State: LMT (Licensed Massage Therapist), Maryland
National: CNMT (Certified Neuromuscular Therapist), CMTPT (Certified Manual Trigger Point Therapist)
Certified Member, ABMP (Associated Massage and Bodywork Professionals)
Professional Member, NAMTPT (National Association of Myofascial Trigger Point Therapists)
Honors Graduate, Therapeutic Massage Program, Anne Arundel Community College, School of Health Professions
Completed Postgraduate Training and Certification as a CNMT (Certified Neuromuscular Therapist) through the NMT Center
Completed Postgraduate Training and Certification as a CMTPT (Certified Manual Trigger Point Therapist) through the Manual Trigger Point Therapy Program of the Janet G. Travell, MD Myopain Seminars
Currently Pursuing Orthopedic Massage Certification through the Academy of Clinical Massage
I first discovered therapeutic massage as a client. During the later portion of a 25-year-long career in a stressful, computer-centric environment, a wonderful group of therapists appeared and began offering seated chair massage at our workplace. By then I was experiencing the typical "computer hunch" associated with years of deskwork and commuting, as well as sore forearms and stress-related TMJ pain that rest, stretching, and trips to the gym were no longer helping to relieve. The on-site massage therapy was a godsend --- I soon became a regular client, and had a standing weekly lunchtime appointment with those therapists for many years. The stress levels associated with my work didn't diminish, but the massage sessions were a peaceful oasis in the workweek, and the regular work on my back, shoulders, neck, and forearms helped make my time at the desk more centered and comfortable. I even began adding the occasional treat of an after-work full body table massage to the routine.
Several years later, through some synchronicities and Odyssean turns, I decided to enroll in a local therapeutic massage training program taught in the School of Health Professions at Anne Arundel Community College. One of my workplace massage therapists had graduated from the program and had loved the experience. I'd also happened upon the wonderful Trigger Point Therapy Workbook by massage therapists Clair and Amber Davies, and with its guidance, was able to track down some stubborn trigger points in my quadriceps muscles. I was hooked! I wanted to learn more, and it was clearly time to go back to school (in a very different direction than before --- I'd previously earned a B.A. in English Literature from the University of Baltimore, and a Master of Liberal Arts from The Johns Hopkins University). Before I'd even completed the massage program and the national certification and state licensing exams, I knew I wanted to focus on specific pain remediating therapies, especially regarding myofascial trigger points.

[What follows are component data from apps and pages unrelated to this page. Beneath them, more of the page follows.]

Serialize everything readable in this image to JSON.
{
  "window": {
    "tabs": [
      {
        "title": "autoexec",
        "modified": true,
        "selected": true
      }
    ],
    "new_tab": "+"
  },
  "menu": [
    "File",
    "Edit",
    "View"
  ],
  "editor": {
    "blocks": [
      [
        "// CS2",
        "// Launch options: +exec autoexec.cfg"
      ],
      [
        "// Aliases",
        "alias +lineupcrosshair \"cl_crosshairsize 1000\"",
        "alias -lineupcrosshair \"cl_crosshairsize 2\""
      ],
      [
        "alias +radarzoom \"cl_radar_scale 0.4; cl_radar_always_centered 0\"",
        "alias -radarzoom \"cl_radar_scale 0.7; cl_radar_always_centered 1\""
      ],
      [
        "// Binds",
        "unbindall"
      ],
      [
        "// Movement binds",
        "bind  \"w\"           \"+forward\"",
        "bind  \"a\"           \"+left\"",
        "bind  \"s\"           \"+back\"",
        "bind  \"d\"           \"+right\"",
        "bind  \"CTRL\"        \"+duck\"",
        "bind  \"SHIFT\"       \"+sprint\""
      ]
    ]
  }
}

Some complementary experiences were also coming into play --- I've come to consider them a healthy balance to my otherwise research-and-evidence-driven approach to manual therapy. Shortly before my formal massage training began, I had the honor of studying Usui Reiki (Level III) with both William Lee Rand of The International Center for Reiki Training, teaching from a Western perspective, and Frans Steine of The International House of Reiki, teaching from a traditional Japanese perspective. Each of these organizations exemplifies a high degree of professionalism and quality training, and my experience with each has been personally enriching.
We're fortunate to be living during something of a Renaissance period for manual therapy and pain science. As a Neuromuscular and Trigger Point Therapist, I'm professionally committed to follow sound science and good clinical evidence --- and there's no shortage of emerging research. This expansion of knowledge is a boon for both therapists and clients (most therapists also being clients!) as we gradually decipher the puzzle of pain and develop more effective interventions and treatment strategies. I'm honored to be part of this process, and I'm grateful for the efforts and expertise of my instructors and mentors.
Dr. Robert Gerwin, NAMTPT Conference, 2016